In most cases, it is not possible to repair or reattach a torn ACL. ACL surgery usually involves a complete rebuilding of the ligament. This procedure, called ACL reconstruction, is the current standard of care for surgically treating a torn ACL. Choosing the right surgical option for an ACL tear from the start can have lifelong implications, and it is critical to get ACL surgery right the first time.
ACL reconstruction is the current standard-of-care surgical treatment for ACL tears. This procedure typically uses a graft, or a piece of tissue, placed in the knee in a minimally invasive surgery that uses small incisions. Most ACL surgeries performed at HSS are ACL reconstructions.
ACL repair is an older technique that involved sewing the torn ACL tissue back together with sutures, rather than rebuilding it with a graft. ACL repair was performed in the 1970s at select institutions, including Hospital for Special Surgery, but was abandoned due to unacceptably high failure rates of up to 50%. Today, ACL repair has been modernized and can be performed through a minimally invasive approach. Some surgeons feel that modern ACL repair techniques may be performed safely and may lead to a quicker recovery than ACL reconstruction. However, the data on outcomes is limited, and failure rates for ACL repair appear to be between 5 and 10 times higher than those for ACL reconstruction in people of all ages.

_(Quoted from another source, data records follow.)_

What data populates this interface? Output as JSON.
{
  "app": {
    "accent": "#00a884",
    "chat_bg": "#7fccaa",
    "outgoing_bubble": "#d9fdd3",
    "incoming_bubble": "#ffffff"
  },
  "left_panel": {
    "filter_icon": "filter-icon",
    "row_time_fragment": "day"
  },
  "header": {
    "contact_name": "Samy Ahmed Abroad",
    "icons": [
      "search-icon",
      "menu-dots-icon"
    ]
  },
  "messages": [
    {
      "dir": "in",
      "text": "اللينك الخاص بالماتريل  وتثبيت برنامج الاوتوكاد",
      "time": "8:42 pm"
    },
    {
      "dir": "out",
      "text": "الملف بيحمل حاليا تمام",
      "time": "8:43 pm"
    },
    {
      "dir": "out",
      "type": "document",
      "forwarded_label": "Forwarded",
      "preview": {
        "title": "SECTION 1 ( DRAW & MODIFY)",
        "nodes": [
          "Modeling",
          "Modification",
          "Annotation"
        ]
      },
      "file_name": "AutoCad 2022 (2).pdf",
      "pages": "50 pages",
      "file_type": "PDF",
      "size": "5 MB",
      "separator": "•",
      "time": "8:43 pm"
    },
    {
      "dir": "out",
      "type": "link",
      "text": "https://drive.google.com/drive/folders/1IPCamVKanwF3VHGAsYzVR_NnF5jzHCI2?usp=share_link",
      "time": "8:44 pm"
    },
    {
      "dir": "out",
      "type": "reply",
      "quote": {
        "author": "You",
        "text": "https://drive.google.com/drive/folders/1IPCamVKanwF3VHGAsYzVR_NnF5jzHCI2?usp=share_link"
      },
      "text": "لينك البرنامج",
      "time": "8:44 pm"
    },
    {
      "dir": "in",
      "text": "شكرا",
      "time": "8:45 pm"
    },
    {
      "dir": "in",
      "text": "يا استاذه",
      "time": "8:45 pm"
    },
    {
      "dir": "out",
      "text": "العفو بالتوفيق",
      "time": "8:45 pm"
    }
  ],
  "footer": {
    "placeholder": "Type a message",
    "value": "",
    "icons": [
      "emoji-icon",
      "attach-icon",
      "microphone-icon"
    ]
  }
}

When ACL surgery fails, surgeons must do a revision surgery (a second operation) to fix any problems that were not successfully addressed the first time. If a repaired ACL fails, it can only be revised with an ACL reconstruction. Having to redo any kind of ACL surgery may result in higher rates of failure, lower rates of successful return to sports activity, and increased risk of developing osteoarthritis in the knee. It is important for patients of all ages to have a successful surgery the first time, but it is particularly important for young athletes. For them, a failed surgery can be devastating: In the short term, it can mean that they lose years away from their chosen sport. In the longer term, it can lead to chronic pain and loss of knee function.

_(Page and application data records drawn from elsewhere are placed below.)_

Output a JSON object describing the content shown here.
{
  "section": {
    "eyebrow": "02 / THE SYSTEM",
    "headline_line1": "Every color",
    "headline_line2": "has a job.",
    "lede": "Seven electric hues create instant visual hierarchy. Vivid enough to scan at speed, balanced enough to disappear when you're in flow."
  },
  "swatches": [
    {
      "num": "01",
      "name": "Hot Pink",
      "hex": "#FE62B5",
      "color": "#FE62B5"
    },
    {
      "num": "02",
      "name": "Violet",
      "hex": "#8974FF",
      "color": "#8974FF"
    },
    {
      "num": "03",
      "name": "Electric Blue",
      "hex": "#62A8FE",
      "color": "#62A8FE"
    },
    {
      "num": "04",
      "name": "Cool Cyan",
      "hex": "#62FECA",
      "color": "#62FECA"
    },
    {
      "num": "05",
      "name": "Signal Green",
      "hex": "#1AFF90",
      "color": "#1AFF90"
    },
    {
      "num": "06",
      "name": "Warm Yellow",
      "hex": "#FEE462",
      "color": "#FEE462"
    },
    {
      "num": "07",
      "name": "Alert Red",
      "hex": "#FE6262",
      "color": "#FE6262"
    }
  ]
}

Reconstruction of the ACL follows a number of basic steps, although they may vary slightly from case to case:
At HSS, most patients who undergo ACL reconstruction are given an epidural nerve block during their surgery, rather than being placed fully unconscious under general anesthesia. This epidural is the same type of regional anesthesia many women receive during childbirth.

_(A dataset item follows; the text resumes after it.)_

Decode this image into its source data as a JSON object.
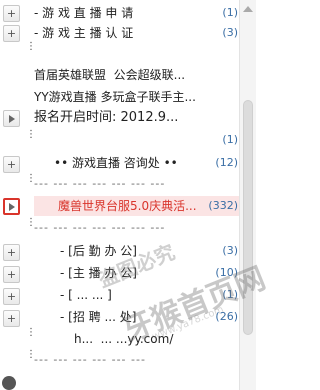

Children and younger teenagers who are still growing cannot have the same type of ACL surgery as an adult or older adolescents, but recent surgical innovations have made it possible for youth athletes to have ACL reconstruction surgery.
The standard method of ACL reconstruction can be performed successfully on older teenagers. But performing ACL reconstruction on a growing child is difficult, because the typical method used for adults can cause damage to open growth plates, which can lead to uneven limb lengths or deformities. Therefore, it used to be that surgeons postponed ACL surgery until children stopped growing, or used surgical techniques that were not anatomically accurate.
But innovations in surgical techniques now provide a variety of options for treating an ACL tear in younger children and adolescents. One option developed at HSS is called the All-Inside, All-Epiphyseal Reconstruction (AE). The technique is similar to adult ACL surgery but uses new technology and intraoperative X-rays to place the new ACL graft anatomically in the knee, without the graft crossing the adjacent growth plates. It is performed arthroscopically and results in a near anatomic ACL reconstruction with a very high rate of return to play. This can be welcome news to child athletes who, without surgery, would simply have to stop playing sports until they had finished growing.
Read more about ACL injuries and ACL surgery, including ways to avoid tearing your ACL. Here, you can also learn about related knee conditions.